The question is: Is it real love? Or just the desire to be special? And I mean by this, the process that ends up in the ownership of exotic animals. Everyone knows of the recent tragedy in Zanesville, Ohio. This event showed everything that is wrong with the trade, breeding, and ownership of exotic animals. It should be obvious that owning that 300 pound tiger, or a 400 pound lion is NOT anything close to having a dog. Dogs have had thousands of years to adapt to, and with, humans, lions haven't! An exotic animal which has been hand-fed doesn't guarantee domesticity, and there is no way of fully knowing how the animal is going to react to unexpected stimuli, especially once now in the care of a non-professional. Exotic animals hate being caged or confined, and close quarters make for an unhappy 'pet.' In choosing an exotic animal for a pet, the motives are frequently unclear. Is it love, or the desire to appear special.
I believe that (exotic) animal smuggling and breeding is cruel, and it seems that in this questionable trade, the welfare of the animal seems almost trivial when compared to the lucrative rewards of the business. During the risky and hazardous business of smuggling, many animals die from stress or a severely traumatized. Additionally, many exotic animals belong to endangered or almost extinct species, and placement in private zoos, estates, or natural reserves is detrimental to survival rates. While it is widely claimed that most of the exotic animals in the United States are bred from animals already here (and this a statement I doubt), stricter laws and regulations need to be implemented to stop this practice. Whether 2nd or 3rd generation captive-bred, exotic animals belong in their natural habitat, and no exceptions accepted.
Having an exotic animal, such as a big cat, calls for wide open space, astronomical food expenses, costly vet expenses, and many, many other requirements. Some prospective owners commit themselves--to what can best be described as a foolish fantasy-- and when faced the inability to properly care for their 'charges,' act irresponsibly. In the Zanesville, Ohio incident, a distraught owner took his own life, but not before releasing his menagerie into the neighborhood surrounding his reserve.

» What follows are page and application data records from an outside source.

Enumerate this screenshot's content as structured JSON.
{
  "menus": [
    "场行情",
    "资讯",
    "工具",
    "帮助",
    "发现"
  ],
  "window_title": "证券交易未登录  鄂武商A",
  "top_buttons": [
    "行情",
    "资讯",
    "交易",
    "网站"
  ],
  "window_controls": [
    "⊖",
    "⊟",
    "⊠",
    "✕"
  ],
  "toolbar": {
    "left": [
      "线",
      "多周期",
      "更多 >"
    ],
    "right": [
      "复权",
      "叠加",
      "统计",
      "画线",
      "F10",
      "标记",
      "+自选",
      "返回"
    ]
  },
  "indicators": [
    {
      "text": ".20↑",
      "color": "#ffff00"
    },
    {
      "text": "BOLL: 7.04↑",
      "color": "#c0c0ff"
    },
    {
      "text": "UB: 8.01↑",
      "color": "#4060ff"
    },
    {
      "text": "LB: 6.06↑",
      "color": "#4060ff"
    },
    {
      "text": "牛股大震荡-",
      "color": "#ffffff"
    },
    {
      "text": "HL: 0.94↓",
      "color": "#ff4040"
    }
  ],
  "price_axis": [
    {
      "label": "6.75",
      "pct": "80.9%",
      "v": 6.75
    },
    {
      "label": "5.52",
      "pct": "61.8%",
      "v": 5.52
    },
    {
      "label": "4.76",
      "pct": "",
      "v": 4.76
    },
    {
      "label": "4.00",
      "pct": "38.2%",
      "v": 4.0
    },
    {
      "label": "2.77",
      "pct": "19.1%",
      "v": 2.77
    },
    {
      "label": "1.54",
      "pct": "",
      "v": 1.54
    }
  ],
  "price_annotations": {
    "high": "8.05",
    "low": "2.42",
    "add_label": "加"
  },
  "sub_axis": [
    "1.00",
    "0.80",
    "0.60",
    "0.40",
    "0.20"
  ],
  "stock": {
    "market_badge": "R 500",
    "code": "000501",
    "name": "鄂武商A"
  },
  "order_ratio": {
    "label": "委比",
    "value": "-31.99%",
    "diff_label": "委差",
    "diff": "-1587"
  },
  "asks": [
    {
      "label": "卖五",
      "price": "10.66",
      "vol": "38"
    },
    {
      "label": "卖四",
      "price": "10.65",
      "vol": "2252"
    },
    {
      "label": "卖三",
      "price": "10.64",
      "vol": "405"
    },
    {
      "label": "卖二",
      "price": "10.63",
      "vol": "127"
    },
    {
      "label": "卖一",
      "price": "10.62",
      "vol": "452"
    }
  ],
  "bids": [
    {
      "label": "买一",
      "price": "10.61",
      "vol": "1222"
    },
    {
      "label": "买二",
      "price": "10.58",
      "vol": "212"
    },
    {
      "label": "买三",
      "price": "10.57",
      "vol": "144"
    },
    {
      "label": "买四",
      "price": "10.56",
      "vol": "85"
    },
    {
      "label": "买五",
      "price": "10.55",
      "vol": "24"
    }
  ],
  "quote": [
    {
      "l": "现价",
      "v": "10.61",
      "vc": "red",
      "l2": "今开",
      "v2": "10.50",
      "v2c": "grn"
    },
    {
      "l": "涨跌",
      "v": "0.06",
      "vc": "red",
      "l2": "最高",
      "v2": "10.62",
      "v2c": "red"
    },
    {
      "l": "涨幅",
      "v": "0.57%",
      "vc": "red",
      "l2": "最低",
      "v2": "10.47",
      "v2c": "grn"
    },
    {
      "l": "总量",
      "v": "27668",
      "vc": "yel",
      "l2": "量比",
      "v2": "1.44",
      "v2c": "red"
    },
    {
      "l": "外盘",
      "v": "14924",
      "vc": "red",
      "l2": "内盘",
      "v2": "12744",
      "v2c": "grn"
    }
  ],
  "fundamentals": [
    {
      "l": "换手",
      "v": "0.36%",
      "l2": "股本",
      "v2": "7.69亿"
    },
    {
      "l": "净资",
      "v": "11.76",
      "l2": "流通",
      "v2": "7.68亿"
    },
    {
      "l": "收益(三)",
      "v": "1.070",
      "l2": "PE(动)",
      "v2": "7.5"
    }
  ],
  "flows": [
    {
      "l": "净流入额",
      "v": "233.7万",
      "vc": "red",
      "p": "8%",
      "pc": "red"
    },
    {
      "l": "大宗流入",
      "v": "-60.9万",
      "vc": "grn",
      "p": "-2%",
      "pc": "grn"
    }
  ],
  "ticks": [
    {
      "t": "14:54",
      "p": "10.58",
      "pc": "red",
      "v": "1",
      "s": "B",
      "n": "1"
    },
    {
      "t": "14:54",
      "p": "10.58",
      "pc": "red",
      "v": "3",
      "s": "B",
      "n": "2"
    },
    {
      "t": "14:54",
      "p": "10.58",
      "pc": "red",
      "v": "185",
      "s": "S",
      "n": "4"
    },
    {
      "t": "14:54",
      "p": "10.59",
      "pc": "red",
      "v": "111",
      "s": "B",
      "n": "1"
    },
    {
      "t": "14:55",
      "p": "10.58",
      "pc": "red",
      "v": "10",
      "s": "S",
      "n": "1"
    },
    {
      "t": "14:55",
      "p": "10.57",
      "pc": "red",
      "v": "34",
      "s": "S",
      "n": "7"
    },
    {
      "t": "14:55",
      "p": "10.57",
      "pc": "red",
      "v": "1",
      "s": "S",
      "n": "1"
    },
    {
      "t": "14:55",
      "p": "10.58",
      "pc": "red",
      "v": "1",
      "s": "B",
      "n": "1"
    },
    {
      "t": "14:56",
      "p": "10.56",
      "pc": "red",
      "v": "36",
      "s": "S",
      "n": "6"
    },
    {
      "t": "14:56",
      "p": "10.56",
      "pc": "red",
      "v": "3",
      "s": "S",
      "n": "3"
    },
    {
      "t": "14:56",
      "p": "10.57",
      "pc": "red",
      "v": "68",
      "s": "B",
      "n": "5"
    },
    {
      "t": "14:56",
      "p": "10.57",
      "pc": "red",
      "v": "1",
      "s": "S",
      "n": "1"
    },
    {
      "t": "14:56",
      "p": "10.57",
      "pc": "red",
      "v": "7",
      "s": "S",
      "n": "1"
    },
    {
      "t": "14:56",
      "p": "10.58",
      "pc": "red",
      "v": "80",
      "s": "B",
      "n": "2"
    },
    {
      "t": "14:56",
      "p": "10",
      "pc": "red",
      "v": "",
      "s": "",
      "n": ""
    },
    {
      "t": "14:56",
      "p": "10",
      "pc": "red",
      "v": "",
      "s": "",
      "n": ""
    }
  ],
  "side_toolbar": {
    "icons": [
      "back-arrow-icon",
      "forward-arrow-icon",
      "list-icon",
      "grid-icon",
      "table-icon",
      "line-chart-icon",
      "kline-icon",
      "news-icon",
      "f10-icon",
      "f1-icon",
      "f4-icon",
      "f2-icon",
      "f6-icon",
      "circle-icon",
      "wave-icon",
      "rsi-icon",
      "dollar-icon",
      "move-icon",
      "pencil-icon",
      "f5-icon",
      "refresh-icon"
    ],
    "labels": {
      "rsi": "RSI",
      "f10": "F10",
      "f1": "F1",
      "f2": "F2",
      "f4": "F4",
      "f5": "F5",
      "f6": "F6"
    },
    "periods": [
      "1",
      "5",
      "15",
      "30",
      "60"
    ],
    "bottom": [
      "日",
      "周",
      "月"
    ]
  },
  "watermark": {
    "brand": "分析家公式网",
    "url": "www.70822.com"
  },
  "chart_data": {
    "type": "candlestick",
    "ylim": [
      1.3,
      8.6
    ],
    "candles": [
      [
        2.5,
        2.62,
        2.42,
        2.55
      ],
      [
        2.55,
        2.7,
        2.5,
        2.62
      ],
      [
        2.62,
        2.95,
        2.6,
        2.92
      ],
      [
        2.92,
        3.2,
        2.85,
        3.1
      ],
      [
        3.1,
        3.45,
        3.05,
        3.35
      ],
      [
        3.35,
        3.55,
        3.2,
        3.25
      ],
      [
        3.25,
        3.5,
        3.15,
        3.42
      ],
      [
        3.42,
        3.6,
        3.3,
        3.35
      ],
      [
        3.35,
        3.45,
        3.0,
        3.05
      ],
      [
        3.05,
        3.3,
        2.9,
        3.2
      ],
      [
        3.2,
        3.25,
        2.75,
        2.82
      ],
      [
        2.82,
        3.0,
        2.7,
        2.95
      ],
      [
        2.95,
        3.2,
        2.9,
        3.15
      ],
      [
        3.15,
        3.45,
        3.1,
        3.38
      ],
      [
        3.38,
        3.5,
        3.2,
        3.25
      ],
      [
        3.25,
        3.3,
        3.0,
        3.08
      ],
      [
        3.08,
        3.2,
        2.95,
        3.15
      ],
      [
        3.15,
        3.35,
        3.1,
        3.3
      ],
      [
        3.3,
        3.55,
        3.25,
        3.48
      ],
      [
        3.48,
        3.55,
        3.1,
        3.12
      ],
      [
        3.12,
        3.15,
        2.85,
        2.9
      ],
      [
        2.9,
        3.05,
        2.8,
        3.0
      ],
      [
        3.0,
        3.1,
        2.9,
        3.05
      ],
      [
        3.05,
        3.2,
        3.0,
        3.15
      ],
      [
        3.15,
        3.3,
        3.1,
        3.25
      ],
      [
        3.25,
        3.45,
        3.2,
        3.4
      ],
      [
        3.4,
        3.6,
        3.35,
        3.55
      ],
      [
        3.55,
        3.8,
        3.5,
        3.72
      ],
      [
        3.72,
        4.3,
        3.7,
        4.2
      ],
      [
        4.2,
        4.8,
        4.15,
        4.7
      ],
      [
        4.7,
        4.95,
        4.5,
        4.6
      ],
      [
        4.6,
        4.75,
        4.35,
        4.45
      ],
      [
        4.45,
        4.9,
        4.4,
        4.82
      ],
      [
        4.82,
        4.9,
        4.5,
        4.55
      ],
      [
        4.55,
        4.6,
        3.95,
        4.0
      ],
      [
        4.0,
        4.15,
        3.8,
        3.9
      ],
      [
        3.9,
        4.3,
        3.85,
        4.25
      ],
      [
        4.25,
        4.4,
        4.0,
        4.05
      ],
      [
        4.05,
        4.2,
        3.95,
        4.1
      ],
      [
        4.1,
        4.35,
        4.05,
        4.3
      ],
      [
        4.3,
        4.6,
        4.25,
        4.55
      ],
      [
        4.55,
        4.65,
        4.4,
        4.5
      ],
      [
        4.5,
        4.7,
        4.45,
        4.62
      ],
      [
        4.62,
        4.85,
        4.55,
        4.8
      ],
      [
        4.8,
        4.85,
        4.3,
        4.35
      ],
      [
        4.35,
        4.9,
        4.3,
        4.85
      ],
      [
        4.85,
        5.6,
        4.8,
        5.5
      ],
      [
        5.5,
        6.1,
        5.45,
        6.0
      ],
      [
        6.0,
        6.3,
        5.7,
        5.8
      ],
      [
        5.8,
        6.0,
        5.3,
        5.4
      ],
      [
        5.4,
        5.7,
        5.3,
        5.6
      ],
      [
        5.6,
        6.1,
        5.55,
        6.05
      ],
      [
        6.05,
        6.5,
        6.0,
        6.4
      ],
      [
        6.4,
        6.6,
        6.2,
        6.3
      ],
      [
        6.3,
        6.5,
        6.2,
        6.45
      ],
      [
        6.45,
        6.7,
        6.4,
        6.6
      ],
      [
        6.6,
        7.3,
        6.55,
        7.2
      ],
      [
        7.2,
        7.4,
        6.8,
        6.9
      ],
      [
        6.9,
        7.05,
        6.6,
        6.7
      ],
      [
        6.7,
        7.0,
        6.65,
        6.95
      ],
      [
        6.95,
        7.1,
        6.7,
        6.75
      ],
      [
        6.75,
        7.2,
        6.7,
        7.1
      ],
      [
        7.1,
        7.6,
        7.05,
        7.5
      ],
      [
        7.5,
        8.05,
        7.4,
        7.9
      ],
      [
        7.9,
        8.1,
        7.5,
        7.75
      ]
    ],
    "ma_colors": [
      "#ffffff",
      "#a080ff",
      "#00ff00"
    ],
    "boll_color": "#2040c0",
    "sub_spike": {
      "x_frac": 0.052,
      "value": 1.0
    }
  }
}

In order to prevent the loss of human lives, the authorities resorted to live ammunition after tranquilizers failed to slow the escaped animals. In the carnage that ensued, 49 animals were killed, including 17 lions, six black bears, a pair of grizzles, two wolves, a baboon, and 18 Bengal tigers. How shocking that almost-extinct animals could be so quickly annihilated. Why is it, that animals continue to suffer as a result of our irresponsibility, whether in incidents like the one above, through accidents, or systematic abuse (and here the statistics support my assertion). To put down an animal because of our irresponsibility, stupidity, stubbornness, unwillingness to respect the boundaries, indeed the laws of Nature, makes me wonder: Is this love?
The smuggling, breeding, and captivity of exotic animals needs is cruel and selfish. Ecology zoos, natural parks, protected reserves, and animal sanctuaries are the best option for animals already in captivity (attempted domesticity), and stricter regulations need to be enacted to dissuade private ownership, and harsh penalties for the trade in smuggled animals. The continued 'play' with big pets is both dangerous and deadly, irrespective of morality. Common sense should cause us to consider the future of the planet's wildlife if we continue to plunder our resources. Where is the love, I wonder.
Please make a difference by speaking out against the cruelty of animals.
David Ahen-bec Fuentes